Some testing was also passed back to medical centres, many of which were struggling financially. While testing was free, seeing the doctor to approve testing was not, and according to some patients, their medical centres began adding surcharges for example on asymptomatic patients seeking a test, reportedly as high as $100. The combined effect was a decline in surveillance or random testing as a protective measure against a second wave.
Managed isolation and quarantine
The Government also dropped the ball on community testing because of a preoccupation over the border and MIQ facilities.

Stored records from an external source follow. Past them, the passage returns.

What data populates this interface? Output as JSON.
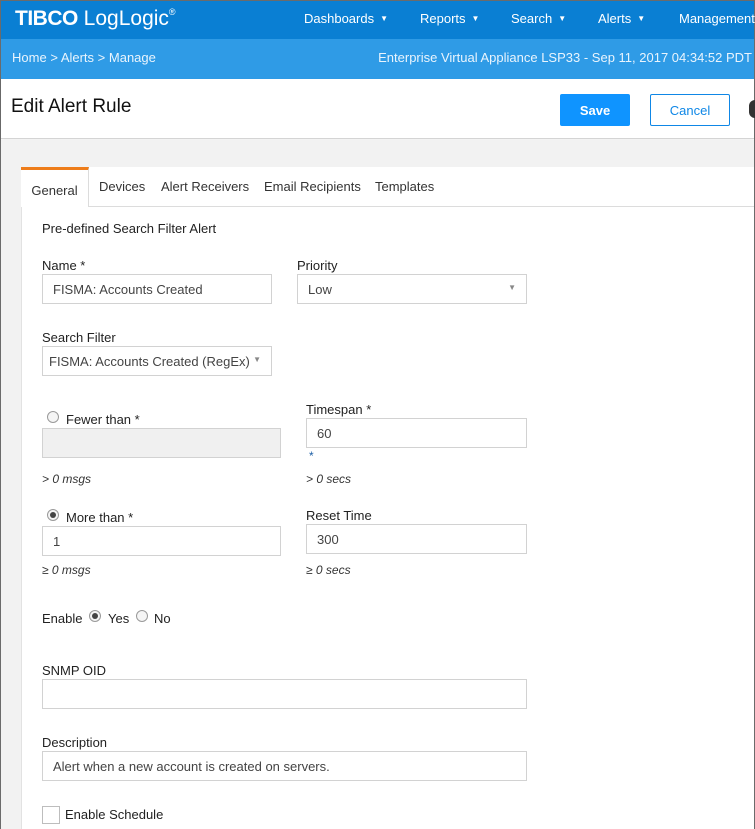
{
  "brand": {
    "tibco": "TIBC",
    "o_glyph": "O",
    "product": " LogLogic",
    "reg": "®"
  },
  "nav": {
    "items": [
      {
        "label": "Dashboards",
        "caret": "▼"
      },
      {
        "label": "Reports",
        "caret": "▼"
      },
      {
        "label": "Search",
        "caret": "▼"
      },
      {
        "label": "Alerts",
        "caret": "▼"
      },
      {
        "label": "Management"
      }
    ]
  },
  "breadcrumb": {
    "home": "Home",
    "sep": ">",
    "alerts": "Alerts",
    "manage": "Manage"
  },
  "appliance": "Enterprise Virtual Appliance LSP33 - Sep 11, 2017 04:34:52 PDT",
  "header": {
    "title": "Edit Alert Rule",
    "save_label": "Save",
    "cancel_label": "Cancel"
  },
  "tabs": [
    {
      "label": "General",
      "active": true
    },
    {
      "label": "Devices"
    },
    {
      "label": "Alert Receivers"
    },
    {
      "label": "Email Recipients"
    },
    {
      "label": "Templates"
    }
  ],
  "form": {
    "section_title": "Pre-defined Search Filter Alert",
    "name": {
      "label": "Name *",
      "value": "FISMA: Accounts Created"
    },
    "priority": {
      "label": "Priority",
      "value": "Low"
    },
    "search_filter": {
      "label": "Search Filter",
      "value": "FISMA: Accounts Created (RegEx)"
    },
    "fewer_than": {
      "label": "Fewer than *",
      "value": "",
      "hint": "> 0 msgs",
      "checked": false
    },
    "timespan": {
      "label": "Timespan *",
      "value": "60",
      "marker": "*",
      "hint": "> 0 secs"
    },
    "more_than": {
      "label": "More than *",
      "value": "1",
      "hint": "≥ 0 msgs",
      "checked": true
    },
    "reset_time": {
      "label": "Reset Time",
      "value": "300",
      "hint": "≥ 0 secs"
    },
    "enable": {
      "label": "Enable",
      "yes_label": "Yes",
      "no_label": "No",
      "selected": "Yes"
    },
    "snmp_oid": {
      "label": "SNMP OID",
      "value": ""
    },
    "description": {
      "label": "Description",
      "value": "Alert when a new account is created on servers."
    },
    "enable_schedule": {
      "label": "Enable Schedule",
      "checked": false
    }
  },
  "colors": {
    "nav_bg": "#0a7fd3",
    "subbar_bg": "#2f9be6",
    "save_bg": "#0f94ff",
    "tab_accent": "#ee7d1b"
  }
}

After several people left MIQ without being tested in the first half of June, the Government said it would tighten MIQ security, regularly test all border and MIQ staff, and consider either slowing the rate of New Zealanders returning home or increasing capacity in the face of a worsening global situation to bring more home sooner.

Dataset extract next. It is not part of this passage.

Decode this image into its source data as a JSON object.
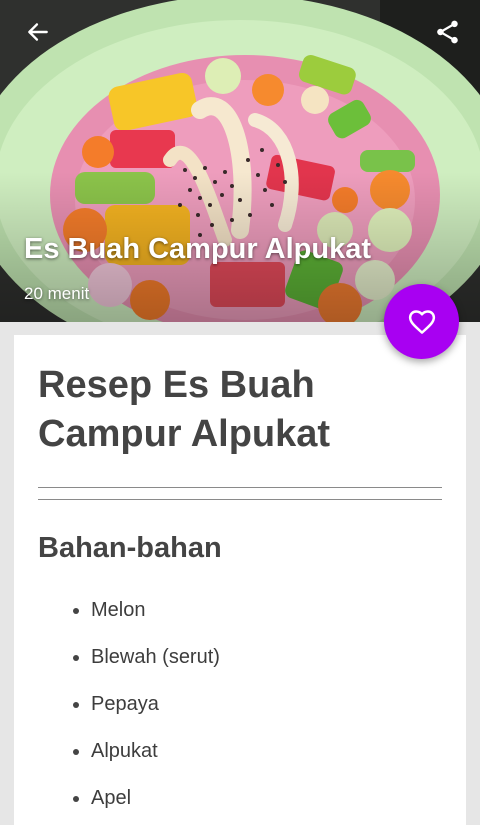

Housing Minister Megan Woods and Air Commodore Darryn Webb commissioned a review that found significant stress in MIQ in managing increased flows of arrivals. The report described staff as demoralised and the broader system faltering. Changes and training followed. Unfortunately, over the next five weeks, the MIQ dealt with seven escapes and two attempted break-ins, which led to more security upgrades and more pressure to perform.

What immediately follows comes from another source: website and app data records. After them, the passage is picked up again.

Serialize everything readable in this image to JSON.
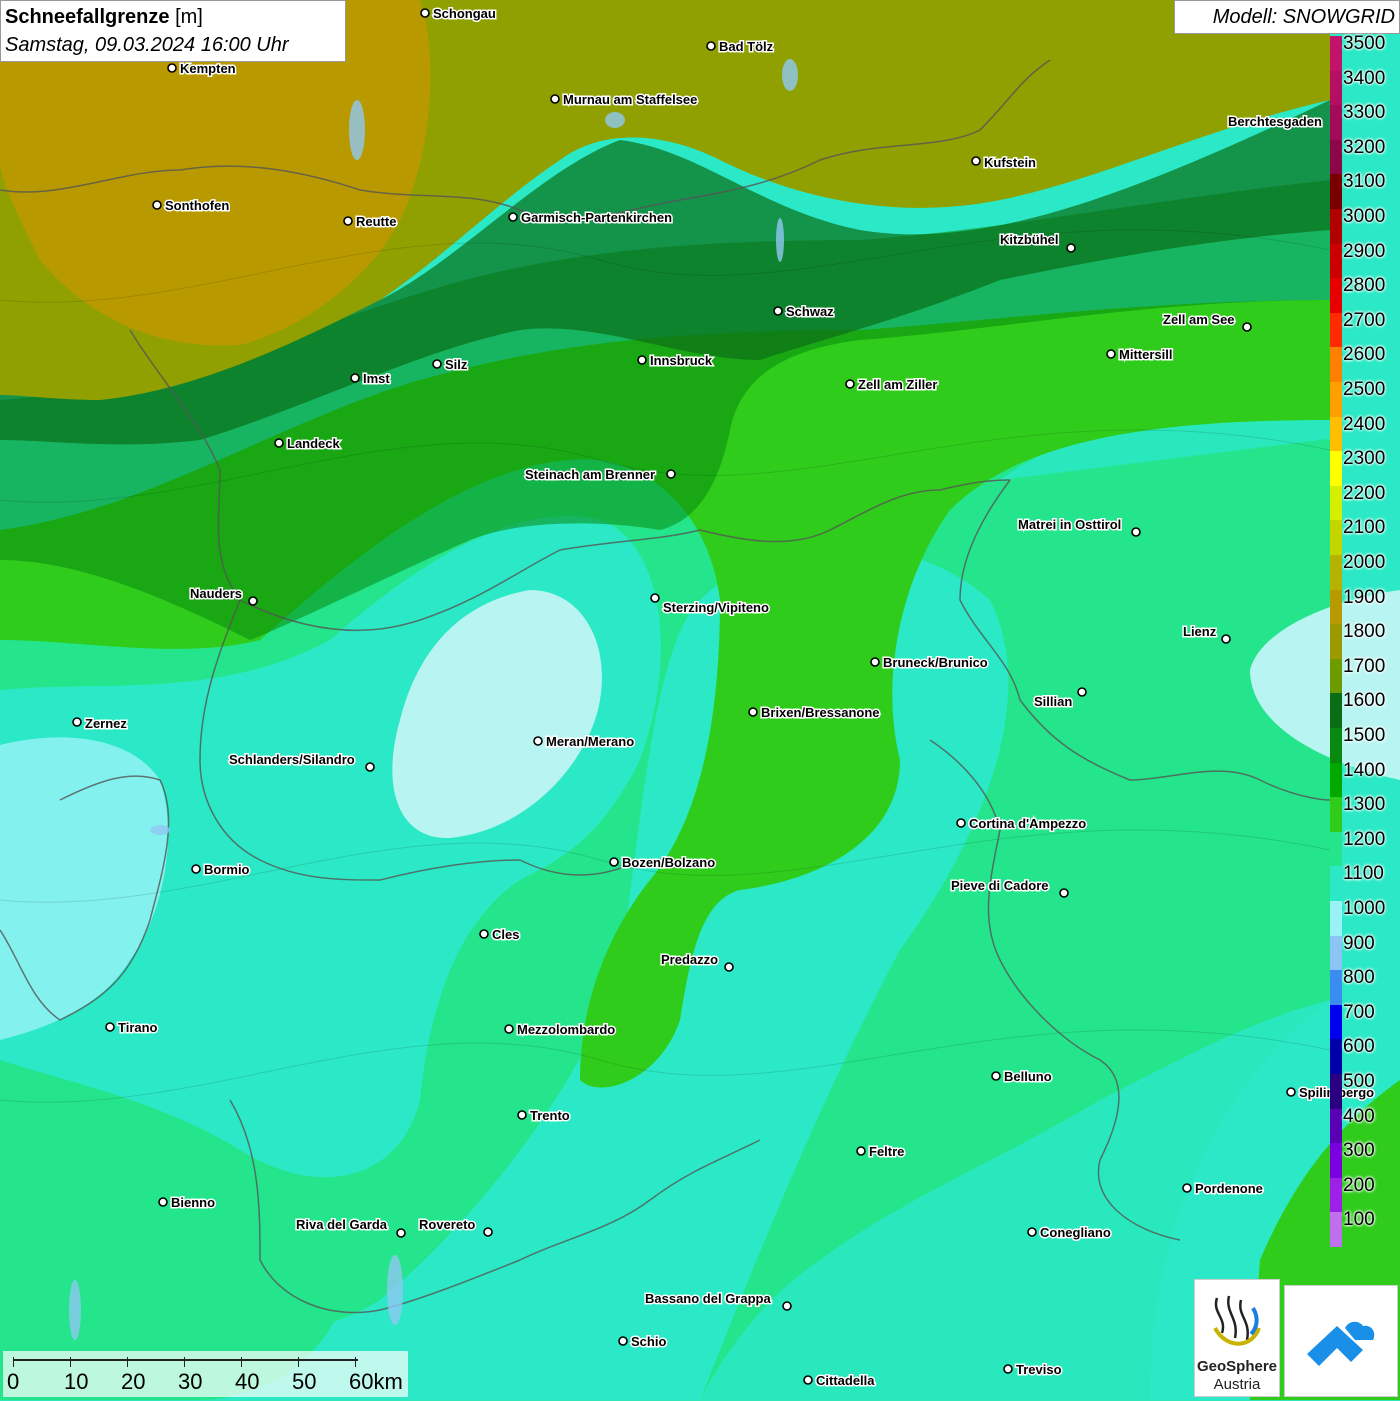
{
  "title": {
    "parameter": "Schneefallgrenze",
    "unit": "[m]",
    "datetime": "Samstag, 09.03.2024 16:00 Uhr"
  },
  "model": "Modell: SNOWGRID",
  "legend": [
    {
      "value": "3500",
      "color": "#c2126b"
    },
    {
      "value": "3400",
      "color": "#b40f62"
    },
    {
      "value": "3300",
      "color": "#a30a5a"
    },
    {
      "value": "3200",
      "color": "#8c0748"
    },
    {
      "value": "3100",
      "color": "#7a0000"
    },
    {
      "value": "3000",
      "color": "#b00000"
    },
    {
      "value": "2900",
      "color": "#cc0000"
    },
    {
      "value": "2800",
      "color": "#e60000"
    },
    {
      "value": "2700",
      "color": "#ff2a00"
    },
    {
      "value": "2600",
      "color": "#ff7f00"
    },
    {
      "value": "2500",
      "color": "#ff9f00"
    },
    {
      "value": "2400",
      "color": "#ffbf00"
    },
    {
      "value": "2300",
      "color": "#ffff00"
    },
    {
      "value": "2200",
      "color": "#d4f000"
    },
    {
      "value": "2100",
      "color": "#c3d600"
    },
    {
      "value": "2000",
      "color": "#b5b300"
    },
    {
      "value": "1900",
      "color": "#b89a00"
    },
    {
      "value": "1800",
      "color": "#9c9a00"
    },
    {
      "value": "1700",
      "color": "#6e9b00"
    },
    {
      "value": "1600",
      "color": "#0b6e17"
    },
    {
      "value": "1500",
      "color": "#078a0f"
    },
    {
      "value": "1400",
      "color": "#00a800"
    },
    {
      "value": "1300",
      "color": "#2fcc1c"
    },
    {
      "value": "1200",
      "color": "#24e58c"
    },
    {
      "value": "1100",
      "color": "#2be9c6"
    },
    {
      "value": "1000",
      "color": "#9af2f7"
    },
    {
      "value": "900",
      "color": "#8cc5f5"
    },
    {
      "value": "800",
      "color": "#3a8cf0"
    },
    {
      "value": "700",
      "color": "#0000ee"
    },
    {
      "value": "600",
      "color": "#0000a8"
    },
    {
      "value": "500",
      "color": "#2a0080"
    },
    {
      "value": "400",
      "color": "#5a00b4"
    },
    {
      "value": "300",
      "color": "#7a00e0"
    },
    {
      "value": "200",
      "color": "#9e20e8"
    },
    {
      "value": "100",
      "color": "#c070ee"
    }
  ],
  "cities": [
    {
      "name": "Schongau"
    },
    {
      "name": "Bad Tölz"
    },
    {
      "name": "Kempten"
    },
    {
      "name": "Murnau am Staffelsee"
    },
    {
      "name": "Berchtesgaden"
    },
    {
      "name": "Kufstein"
    },
    {
      "name": "Sonthofen"
    },
    {
      "name": "Reutte"
    },
    {
      "name": "Garmisch-Partenkirchen"
    },
    {
      "name": "Kitzbühel"
    },
    {
      "name": "Schwaz"
    },
    {
      "name": "Zell am See"
    },
    {
      "name": "Mittersill"
    },
    {
      "name": "Innsbruck"
    },
    {
      "name": "Imst"
    },
    {
      "name": "Silz"
    },
    {
      "name": "Zell am Ziller"
    },
    {
      "name": "Landeck"
    },
    {
      "name": "Steinach am Brenner"
    },
    {
      "name": "Matrei in Osttirol"
    },
    {
      "name": "Nauders"
    },
    {
      "name": "Sterzing/Vipiteno"
    },
    {
      "name": "Lienz"
    },
    {
      "name": "Bruneck/Brunico"
    },
    {
      "name": "Sillian"
    },
    {
      "name": "Brixen/Bressanone"
    },
    {
      "name": "Zernez"
    },
    {
      "name": "Meran/Merano"
    },
    {
      "name": "Schlanders/Silandro"
    },
    {
      "name": "Cortina d'Ampezzo"
    },
    {
      "name": "Bormio"
    },
    {
      "name": "Bozen/Bolzano"
    },
    {
      "name": "Pieve di Cadore"
    },
    {
      "name": "Cles"
    },
    {
      "name": "Predazzo"
    },
    {
      "name": "Tirano"
    },
    {
      "name": "Mezzolombardo"
    },
    {
      "name": "Belluno"
    },
    {
      "name": "Spilimbergo"
    },
    {
      "name": "Trento"
    },
    {
      "name": "Feltre"
    },
    {
      "name": "Pordenone"
    },
    {
      "name": "Bienno"
    },
    {
      "name": "Riva del Garda"
    },
    {
      "name": "Rovereto"
    },
    {
      "name": "Conegliano"
    },
    {
      "name": "Bassano del Grappa"
    },
    {
      "name": "Schio"
    },
    {
      "name": "Treviso"
    },
    {
      "name": "Cittadella"
    }
  ],
  "scalebar": [
    "0",
    "10",
    "20",
    "30",
    "40",
    "50",
    "60km"
  ],
  "logo": {
    "line1": "GeoSphere",
    "line2": "Austria"
  }
}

In addition, the Government, rather than slow the rate of returning New Zealanders, chose instead through kindness to increase the number of MIQ facilities by 10 hotels over three weeks to July 18.
This placed further pressure on MIQ. Over 72 days between March 26 to June 16, 19,416 returnees had passed through MIQ at an average of 270 people per day including 30 positive cases. Over the next 56 days to August 11, 17,342 returnees had crossed our borders at a 40 percent higher rate of 377 per day. Positive cases increased by 120 percent to 66. The increase diverted attention away from surveillance-centred community testing.
Testing border staff
Clearly, the Government’s attempt to both fix MIQ and raise its capacity explains why the Ministry of Health was unable to fulfil the June 23 promise from the then-Minister of Health David Clark that it would be a requirement to regularly test all frontline border staff in customs, biosecurity, immigration and other airport workers – as well as people employed in managed isolation and quarantine facilities and international air and maritime crew.
By the first week of August, it was clear that 63 percent of the 7000 MIQ staff had never been tested. Bloomfield has attempted to explain that the testing was ramping up. He has also admitted that it was voluntary rather than required. With six facilities in 36 percent Māori and Pacific South Auckland, others in 20 percent Māori Hamilton and 30 percent Māori Rotorua, the Ministry risked exposing vulnerable communities to a second wave of Covid-19.
By focusing on processing a higher rate of returnees, overlooking testing of border staff dropping testing by 100,000 tests in July, the Government and Ministry placed Pacific and Māori communities and indeed all New Zealanders at risk. Pacific people are paying a high price for low testing.